= Activity =
From top to bottom, print the listing word for word and skip any pictures it contains.

= Supplied records =
******
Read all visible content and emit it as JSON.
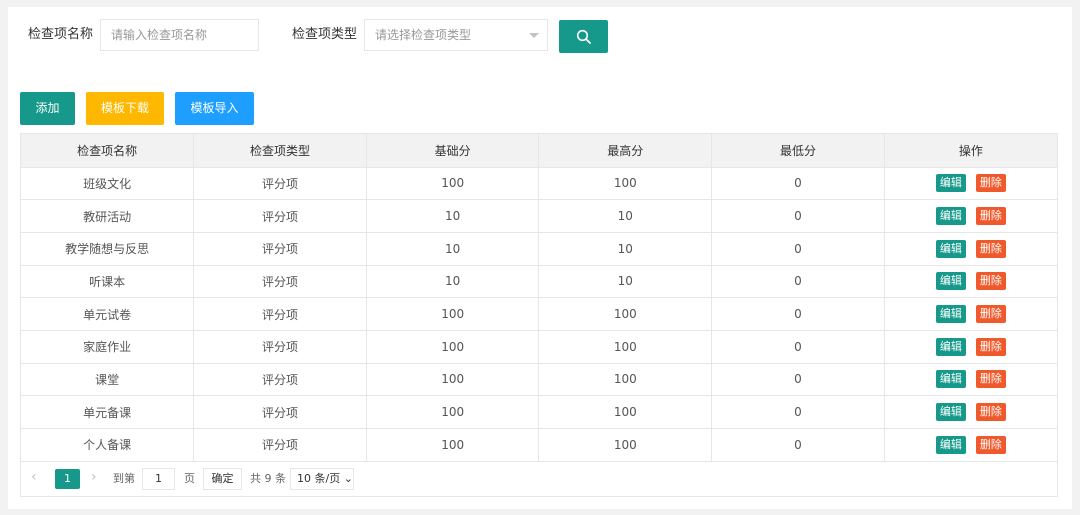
{
  "filters": {
    "name_label": "检查项名称",
    "name_placeholder": "请输入检查项名称",
    "type_label": "检查项类型",
    "type_placeholder": "请选择检查项类型"
  },
  "actions": {
    "add": "添加",
    "download_template": "模板下载",
    "import_template": "模板导入"
  },
  "colors": {
    "primary": "#16998a",
    "warning": "#ffb800",
    "info": "#1e9fff",
    "danger": "#f0592b"
  },
  "table": {
    "headers": [
      "检查项名称",
      "检查项类型",
      "基础分",
      "最高分",
      "最低分",
      "操作"
    ],
    "edit_label": "编辑",
    "delete_label": "删除",
    "rows": [
      [
        "班级文化",
        "评分项",
        "100",
        "100",
        "0"
      ],
      [
        "教研活动",
        "评分项",
        "10",
        "10",
        "0"
      ],
      [
        "教学随想与反思",
        "评分项",
        "10",
        "10",
        "0"
      ],
      [
        "听课本",
        "评分项",
        "10",
        "10",
        "0"
      ],
      [
        "单元试卷",
        "评分项",
        "100",
        "100",
        "0"
      ],
      [
        "家庭作业",
        "评分项",
        "100",
        "100",
        "0"
      ],
      [
        "课堂",
        "评分项",
        "100",
        "100",
        "0"
      ],
      [
        "单元备课",
        "评分项",
        "100",
        "100",
        "0"
      ],
      [
        "个人备课",
        "评分项",
        "100",
        "100",
        "0"
      ]
    ]
  },
  "pager": {
    "prev": "‹",
    "current": "1",
    "next": "›",
    "goto_label": "到第",
    "goto_value": "1",
    "page_unit": "页",
    "confirm": "确定",
    "total": "共 9 条",
    "page_size": "10 条/页"
  }
}
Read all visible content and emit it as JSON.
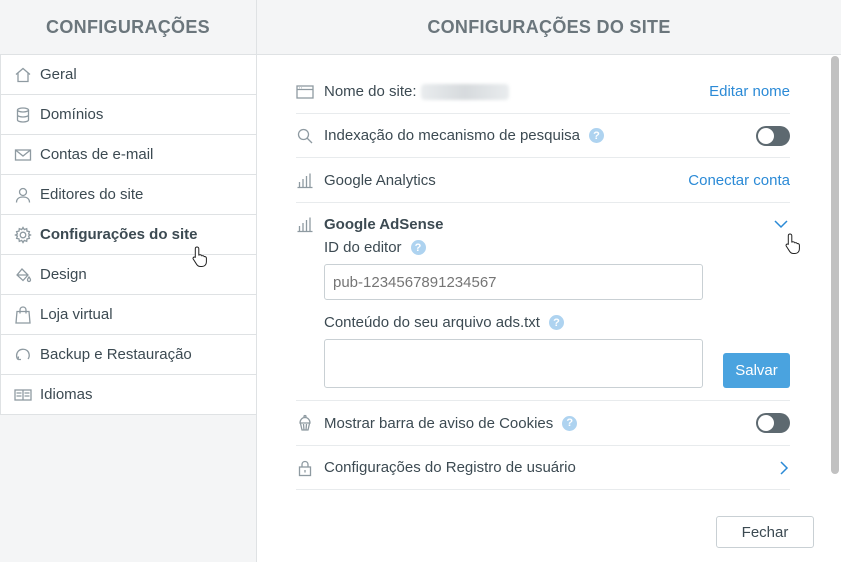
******
= Completed exercise =
Read all visible content and emit it as JSON.
{
  "filters": {
    "name_label": "检查项名称",
    "name_placeholder": "请输入检查项名称",
    "type_label": "检查项类型",
    "type_placeholder": "请选择检查项类型"
  },
  "actions": {
    "add": "添加",
    "download_template": "模板下载",
    "import_template": "模板导入"
  },
  "colors": {
    "primary": "#16998a",
    "warning": "#ffb800",
    "info": "#1e9fff",
    "danger": "#f0592b"
  },
  "table": {
    "headers": [
      "检查项名称",
      "检查项类型",
      "基础分",
      "最高分",
      "最低分",
      "操作"
    ],
    "edit_label": "编辑",
    "delete_label": "删除",
    "rows": [
      [
        "班级文化",
        "评分项",
        "100",
        "100",
        "0"
      ],
      [
        "教研活动",
        "评分项",
        "10",
        "10",
        "0"
      ],
      [
        "教学随想与反思",
        "评分项",
        "10",
        "10",
        "0"
      ],
      [
        "听课本",
        "评分项",
        "10",
        "10",
        "0"
      ],
      [
        "单元试卷",
        "评分项",
        "100",
        "100",
        "0"
      ],
      [
        "家庭作业",
        "评分项",
        "100",
        "100",
        "0"
      ],
      [
        "课堂",
        "评分项",
        "100",
        "100",
        "0"
      ],
      [
        "单元备课",
        "评分项",
        "100",
        "100",
        "0"
      ],
      [
        "个人备课",
        "评分项",
        "100",
        "100",
        "0"
      ]
    ]
  },
  "pager": {
    "prev": "‹",
    "current": "1",
    "next": "›",
    "goto_label": "到第",
    "goto_value": "1",
    "page_unit": "页",
    "confirm": "确定",
    "total": "共 9 条",
    "page_size": "10 条/页"
  }
}
Read all visible content and emit it as JSON.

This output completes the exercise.